“This was a game for us as a wideout group to grow and show our worth,” he said, “and we left more than enough plays out there today that could have helped our offense, that could have helped our offensive line.”

Rookie Golden Tate was the only receiver to catch more than one pass. He had two receptions, and even that hurt. His fourth-quarter reception on the sideline for 24 yards was the result of a great play to get both feet inbounds, but Tate suffered what appeared to be a painful ankle injury. He returned to the field, but wore a protective boot after the game.

Tight end John Carlson and running back Justin Forsett led Seattle in receptions, with three each.

Line of fire

Hasselbeck was sacked by Tommy Kelly on the Seahawks’ first offensive play and sacked by Richard Seymour on what turned out to be Hasselbeck’s final play with 6 minutes left in the fourth quarter.
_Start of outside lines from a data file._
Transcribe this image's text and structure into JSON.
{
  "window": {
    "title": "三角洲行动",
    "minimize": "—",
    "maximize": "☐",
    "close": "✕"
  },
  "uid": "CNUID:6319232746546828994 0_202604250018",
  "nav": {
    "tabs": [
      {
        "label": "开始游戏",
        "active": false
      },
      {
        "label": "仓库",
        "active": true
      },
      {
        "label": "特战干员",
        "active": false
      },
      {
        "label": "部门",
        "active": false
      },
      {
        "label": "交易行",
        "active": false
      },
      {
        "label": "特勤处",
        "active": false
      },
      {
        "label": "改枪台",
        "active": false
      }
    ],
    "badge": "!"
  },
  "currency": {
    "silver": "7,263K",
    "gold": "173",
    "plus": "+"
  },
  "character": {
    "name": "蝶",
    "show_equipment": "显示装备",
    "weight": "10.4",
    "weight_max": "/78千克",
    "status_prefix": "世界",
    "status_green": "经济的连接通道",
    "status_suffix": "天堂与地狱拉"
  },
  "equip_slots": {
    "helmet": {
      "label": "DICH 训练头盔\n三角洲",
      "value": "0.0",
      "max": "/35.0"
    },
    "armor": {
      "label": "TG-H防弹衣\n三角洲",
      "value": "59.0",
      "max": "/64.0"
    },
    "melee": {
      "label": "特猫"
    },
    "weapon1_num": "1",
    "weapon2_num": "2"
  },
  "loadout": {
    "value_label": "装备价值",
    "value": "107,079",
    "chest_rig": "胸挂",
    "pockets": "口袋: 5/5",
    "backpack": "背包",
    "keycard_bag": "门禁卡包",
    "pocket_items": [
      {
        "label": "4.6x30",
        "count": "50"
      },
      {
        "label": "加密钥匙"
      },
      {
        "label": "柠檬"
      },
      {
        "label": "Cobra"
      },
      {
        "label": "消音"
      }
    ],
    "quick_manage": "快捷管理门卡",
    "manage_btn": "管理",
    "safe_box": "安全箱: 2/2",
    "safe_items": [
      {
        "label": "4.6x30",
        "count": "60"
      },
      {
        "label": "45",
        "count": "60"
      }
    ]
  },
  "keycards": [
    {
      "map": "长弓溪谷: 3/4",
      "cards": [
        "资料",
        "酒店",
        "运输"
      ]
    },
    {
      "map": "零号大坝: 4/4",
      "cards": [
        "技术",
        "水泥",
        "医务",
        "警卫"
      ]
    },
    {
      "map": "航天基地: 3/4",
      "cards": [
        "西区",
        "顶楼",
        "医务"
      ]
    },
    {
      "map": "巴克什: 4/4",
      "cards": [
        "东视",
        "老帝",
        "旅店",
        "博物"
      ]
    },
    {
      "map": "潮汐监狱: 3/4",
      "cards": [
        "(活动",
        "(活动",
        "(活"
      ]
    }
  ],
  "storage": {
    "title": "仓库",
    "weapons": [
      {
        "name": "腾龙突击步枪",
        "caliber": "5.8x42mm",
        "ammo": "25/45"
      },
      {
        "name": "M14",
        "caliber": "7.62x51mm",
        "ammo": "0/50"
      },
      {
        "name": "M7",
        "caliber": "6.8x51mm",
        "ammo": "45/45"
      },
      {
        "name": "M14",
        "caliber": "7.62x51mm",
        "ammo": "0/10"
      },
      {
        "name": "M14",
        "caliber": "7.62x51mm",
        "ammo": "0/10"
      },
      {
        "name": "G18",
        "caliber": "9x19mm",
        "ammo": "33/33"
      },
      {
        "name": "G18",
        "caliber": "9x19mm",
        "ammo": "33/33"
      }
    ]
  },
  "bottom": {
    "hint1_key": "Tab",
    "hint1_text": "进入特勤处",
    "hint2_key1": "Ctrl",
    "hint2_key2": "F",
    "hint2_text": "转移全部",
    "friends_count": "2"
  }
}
Consider those bookends for a rough day in Seattle’s pocket.

“They attacked the line of scrimmage pretty good,” coach Pete Carroll said of Oakland’s defense. “They set the tone for the pass rush for the day and they really didn’t let up at any time. We started to get some things done on the outside, on the perimeter, but we protected better as we went on. But still, that’s a miserable day for us up front.”

Bag brigade

The Seahawks gave up eight sacks, the most they had allowed in any game since giving up eight to Denver on Dec. 20, 1992. Seattle’s offensive line, which was surprisingly capable in the first five games, has become an obvious area of concern with the New York Giants coming to play at Seattle in Week 9.

Seattle has allowed 13 sacks in the past two games. Left tackle Russell Okung missed Sunday’s game after suffering his second high ankle sprain in three months. His replacement, Tyler Polumbus, had to leave the game after suffering a right-leg injury in the fourth quarter, so for about three plays, Seattle was playing its third-string left tackle, Chester Pitts.

Pitts was on the field initially only because starting guard Ben Hamilton suffered a concussion in the first half. It was the first game Pitts has played, missing the first six as he recovered from microfracture surgery.

Seattle had seven offensive linemen active for the game, and all seven played.

What happens next up front? That will depend on the prognosis for Polumbus and the possibility of Okung returning, which would seem remarkable after sitting out only a week.